Task planning at home, Morning Prayer in the office. Revised, edited, and refined my sermon for this Sunday, to be delivered at St Thomas', Salem. Took an incoming phone call from Fr Dick Swan, wearing his hat as Education for Ministry coordinator for the diocese. Took an incoming phone call from Fr Rob Nichols, the interim rector at St John's Chapel in Champaign, giving me a routine report on the status of things there. Lunch at home. Scanned and otherwise processed a batch of hard copy items in my inbox. Dashed off a thank-you note to the parish where I was a guest preacher for All Saints (Redeemer, Sarasota, FL). (Went home to work from my recliner at about 3pm, as I was beginning to feel "puny" [as they say in the south]. Hoping that some version of flu is not laying siege to me.) Took care of an important chore related to this weekend's Happening (renewal program to high schoolers), to be held at the cathedral and the diocesan office. Wrote a letter
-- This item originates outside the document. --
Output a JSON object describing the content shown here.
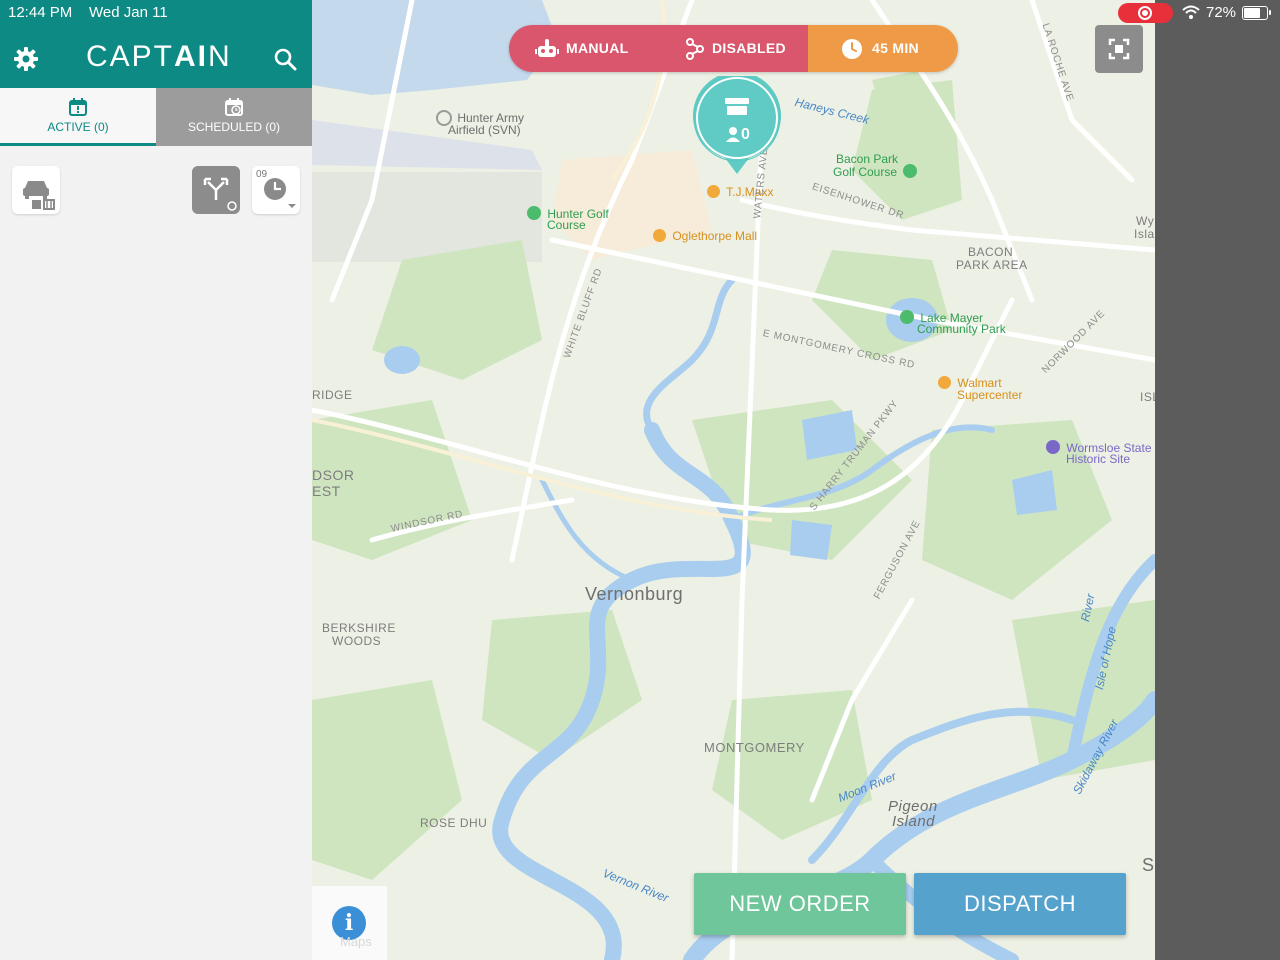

Task planning at home (record number of actions on the docket this week!). Morning Prayer in the cathedral. Debriefed with the Archdeacon on sundry administrative matters (lots to discuss after a thirteen day absence from the office). Met with the Board of Trustees for the diocese, the group that oversees the investment of our endowment and reserve funds. Met with chancellor Rick Velde around various (non-emergent) issues. Worked through the pile of snail mail on my desk. Lunch from Taco Gringo, eaten at home. Wrote a note to a colleague bishop whose wife is seriously ill. Checked in by phone with a priest of the diocese who has recently had a serious medical procedure. Spoke by phone with one of our rectors regarding the health of one of our retired priests who is connected to his parish. Took a reference check phone call from a search committee chair outside the diocese; one of our clergy is a finalist in that person's parish search process. Dashed off an article on th

Sunday after All Saints

The mini-vacation ended yesterday as we flew home from Florida. The trip itself was blessedly uneventful--Cape Coral to Sarasota by rental car, Sarasota to Atlanta and Atlanta to Bloomington by air, then the 65 miles back to our Springfield home in the familiar Episcopal Chariot, 9.5 hours door-to-door. The fly in the ointment was that I was recovering from being wretchedly seasick during a "rough crossing" by ferry from Key West back to Fort Myers Beach on Friday night. I shan't mention the details, save for the fact that today it hurts to either cough or laugh! So we were grateful for the "fall back" time change, compounded by another extra hour delivered by our transit from the eastern to the central time zone. This made for a very pleasant 8:30am arrival in Pekin for a 9am Mass at St Paul's, with one confirmation, followed by a very brief visit to the coffee hour, and then on to an 11am liturgy at All Saints', Morton, where I confirmed identical tw

Sermon for Sunday in the Octave of All Saints

St Paul's, Pekin & All Saints, Morton Those of you who have traveled around the country some bit, or even just around our own diocese, and visited other Episcopal churches, have discovered that there is a tremendous amount of diversity in our services—diversity in liturgical style, diversity in music, diversity in preaching. But you may also have discovered that there is one element of our Episcopalian culture that cuts right across these dividing lines as if they weren’t there. I’m talking about the Coffee Hour—known in some quarters as the “eighth sacrament.” It’s in the parish hall, after church, over coffee and lemonade and cookies or donut holes or whatever, that new relationships are formed, visitors looking for a church community try one out to find out what it’s like, and old relationships are nurtured and sustained, week by week, month by month, year by year. Parish social events of various sorts are a vital link in the chain of relationship building and relationship